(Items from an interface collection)
+-------+

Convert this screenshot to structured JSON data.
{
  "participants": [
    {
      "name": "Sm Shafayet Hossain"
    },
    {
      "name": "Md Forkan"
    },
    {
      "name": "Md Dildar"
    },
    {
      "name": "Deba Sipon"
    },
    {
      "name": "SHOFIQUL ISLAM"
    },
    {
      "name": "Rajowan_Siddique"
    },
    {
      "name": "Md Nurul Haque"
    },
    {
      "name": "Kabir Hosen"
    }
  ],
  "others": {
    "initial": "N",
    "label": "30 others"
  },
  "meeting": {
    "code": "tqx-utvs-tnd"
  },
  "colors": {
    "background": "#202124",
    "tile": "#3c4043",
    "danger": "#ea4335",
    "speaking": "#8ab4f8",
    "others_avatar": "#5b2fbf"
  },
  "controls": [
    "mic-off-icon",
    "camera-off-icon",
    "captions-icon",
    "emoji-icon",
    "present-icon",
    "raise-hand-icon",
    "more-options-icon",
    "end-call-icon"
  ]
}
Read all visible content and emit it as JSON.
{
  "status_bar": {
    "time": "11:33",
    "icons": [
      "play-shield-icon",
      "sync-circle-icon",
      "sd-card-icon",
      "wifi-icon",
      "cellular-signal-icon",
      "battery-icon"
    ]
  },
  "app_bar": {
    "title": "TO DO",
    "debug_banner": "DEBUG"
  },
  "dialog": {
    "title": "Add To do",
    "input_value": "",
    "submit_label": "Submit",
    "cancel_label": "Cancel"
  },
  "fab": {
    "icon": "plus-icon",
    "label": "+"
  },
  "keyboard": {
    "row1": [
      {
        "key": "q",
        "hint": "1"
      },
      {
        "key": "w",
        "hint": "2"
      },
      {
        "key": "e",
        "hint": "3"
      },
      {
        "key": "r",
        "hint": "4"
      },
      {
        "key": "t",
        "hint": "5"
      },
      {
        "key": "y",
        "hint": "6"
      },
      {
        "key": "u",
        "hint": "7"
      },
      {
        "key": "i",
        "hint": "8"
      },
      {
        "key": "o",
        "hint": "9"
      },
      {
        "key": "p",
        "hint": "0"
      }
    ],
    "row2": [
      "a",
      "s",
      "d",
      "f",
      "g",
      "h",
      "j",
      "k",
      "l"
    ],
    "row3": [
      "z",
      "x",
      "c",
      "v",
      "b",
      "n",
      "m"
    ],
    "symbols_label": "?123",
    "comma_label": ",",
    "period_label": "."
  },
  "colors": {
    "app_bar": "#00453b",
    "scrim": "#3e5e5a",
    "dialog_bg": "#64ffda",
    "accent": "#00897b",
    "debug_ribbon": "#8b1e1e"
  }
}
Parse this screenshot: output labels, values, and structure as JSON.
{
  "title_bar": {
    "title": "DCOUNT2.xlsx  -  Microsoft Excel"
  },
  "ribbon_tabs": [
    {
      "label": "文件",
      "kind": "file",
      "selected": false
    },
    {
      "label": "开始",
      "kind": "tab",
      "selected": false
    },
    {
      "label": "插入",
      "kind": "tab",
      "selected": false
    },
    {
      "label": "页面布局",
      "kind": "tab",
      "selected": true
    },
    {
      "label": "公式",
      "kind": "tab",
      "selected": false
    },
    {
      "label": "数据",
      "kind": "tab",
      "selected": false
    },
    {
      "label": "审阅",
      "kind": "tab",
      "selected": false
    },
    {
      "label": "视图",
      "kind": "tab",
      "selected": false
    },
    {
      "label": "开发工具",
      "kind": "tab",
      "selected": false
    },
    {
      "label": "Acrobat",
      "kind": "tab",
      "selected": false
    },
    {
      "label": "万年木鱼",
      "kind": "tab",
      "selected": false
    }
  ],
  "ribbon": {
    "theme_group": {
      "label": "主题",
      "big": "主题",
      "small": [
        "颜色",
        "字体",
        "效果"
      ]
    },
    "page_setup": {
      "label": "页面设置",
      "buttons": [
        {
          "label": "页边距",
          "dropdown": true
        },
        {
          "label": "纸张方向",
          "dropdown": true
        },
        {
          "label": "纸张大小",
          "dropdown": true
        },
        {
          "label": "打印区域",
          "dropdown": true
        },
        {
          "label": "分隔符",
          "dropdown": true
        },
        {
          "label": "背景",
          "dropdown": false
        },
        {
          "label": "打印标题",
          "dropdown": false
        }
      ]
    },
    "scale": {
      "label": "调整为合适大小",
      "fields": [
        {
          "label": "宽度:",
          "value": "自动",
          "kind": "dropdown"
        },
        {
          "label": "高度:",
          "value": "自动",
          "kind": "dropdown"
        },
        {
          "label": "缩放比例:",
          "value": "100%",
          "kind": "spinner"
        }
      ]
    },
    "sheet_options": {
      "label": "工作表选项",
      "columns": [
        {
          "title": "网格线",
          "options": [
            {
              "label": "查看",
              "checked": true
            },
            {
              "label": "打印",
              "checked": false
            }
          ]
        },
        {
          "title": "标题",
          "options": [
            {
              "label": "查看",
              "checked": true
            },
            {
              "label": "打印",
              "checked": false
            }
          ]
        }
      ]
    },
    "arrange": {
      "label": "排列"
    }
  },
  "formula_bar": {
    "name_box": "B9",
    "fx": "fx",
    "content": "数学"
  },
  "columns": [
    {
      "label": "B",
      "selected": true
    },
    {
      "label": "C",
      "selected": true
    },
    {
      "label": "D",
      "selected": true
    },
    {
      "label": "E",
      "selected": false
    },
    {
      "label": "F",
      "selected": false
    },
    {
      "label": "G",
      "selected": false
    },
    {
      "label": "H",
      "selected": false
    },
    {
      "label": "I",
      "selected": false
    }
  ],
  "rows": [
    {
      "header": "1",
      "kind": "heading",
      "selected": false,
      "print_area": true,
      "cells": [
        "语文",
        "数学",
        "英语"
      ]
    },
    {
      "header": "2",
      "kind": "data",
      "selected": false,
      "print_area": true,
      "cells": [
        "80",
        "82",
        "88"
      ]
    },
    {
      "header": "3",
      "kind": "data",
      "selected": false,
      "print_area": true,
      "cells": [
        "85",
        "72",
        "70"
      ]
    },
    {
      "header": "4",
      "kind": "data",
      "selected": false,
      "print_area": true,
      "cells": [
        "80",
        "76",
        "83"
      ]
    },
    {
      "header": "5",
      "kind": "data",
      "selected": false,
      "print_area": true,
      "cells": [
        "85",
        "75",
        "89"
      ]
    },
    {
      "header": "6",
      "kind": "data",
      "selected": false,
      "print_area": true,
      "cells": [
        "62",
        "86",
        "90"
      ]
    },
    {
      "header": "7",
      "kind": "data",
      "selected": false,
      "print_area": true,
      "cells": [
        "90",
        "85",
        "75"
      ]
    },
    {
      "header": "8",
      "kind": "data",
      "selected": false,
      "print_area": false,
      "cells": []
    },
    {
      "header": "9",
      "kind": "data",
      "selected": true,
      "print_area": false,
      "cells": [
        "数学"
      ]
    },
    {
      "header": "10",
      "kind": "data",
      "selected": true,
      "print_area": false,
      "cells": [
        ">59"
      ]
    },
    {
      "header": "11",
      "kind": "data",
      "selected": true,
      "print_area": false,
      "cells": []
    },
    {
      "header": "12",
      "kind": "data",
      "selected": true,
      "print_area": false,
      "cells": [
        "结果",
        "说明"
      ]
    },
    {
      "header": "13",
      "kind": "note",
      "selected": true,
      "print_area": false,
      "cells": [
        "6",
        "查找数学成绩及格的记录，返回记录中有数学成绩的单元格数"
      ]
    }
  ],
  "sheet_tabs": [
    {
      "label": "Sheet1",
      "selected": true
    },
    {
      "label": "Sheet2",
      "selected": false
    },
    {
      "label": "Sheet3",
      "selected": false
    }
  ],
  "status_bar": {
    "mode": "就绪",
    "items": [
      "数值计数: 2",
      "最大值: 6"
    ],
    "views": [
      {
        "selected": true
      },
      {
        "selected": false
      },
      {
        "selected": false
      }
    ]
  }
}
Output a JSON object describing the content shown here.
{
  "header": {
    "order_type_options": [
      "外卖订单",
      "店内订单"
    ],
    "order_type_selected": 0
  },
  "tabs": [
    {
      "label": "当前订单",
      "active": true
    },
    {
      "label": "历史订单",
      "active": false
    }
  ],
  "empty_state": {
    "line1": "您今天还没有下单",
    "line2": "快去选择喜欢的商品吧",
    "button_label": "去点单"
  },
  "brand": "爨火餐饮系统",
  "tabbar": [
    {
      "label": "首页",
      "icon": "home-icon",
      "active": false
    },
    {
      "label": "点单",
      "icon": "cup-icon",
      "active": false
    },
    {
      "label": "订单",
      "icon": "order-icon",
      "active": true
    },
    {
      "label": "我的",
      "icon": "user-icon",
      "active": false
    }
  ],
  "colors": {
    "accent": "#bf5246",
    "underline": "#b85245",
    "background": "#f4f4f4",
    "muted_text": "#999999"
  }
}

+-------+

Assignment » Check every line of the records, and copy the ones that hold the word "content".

Task response »
Read all visible content and emit it as JSON.
    "content": "数学"
Output a JSON object describing the content shown here.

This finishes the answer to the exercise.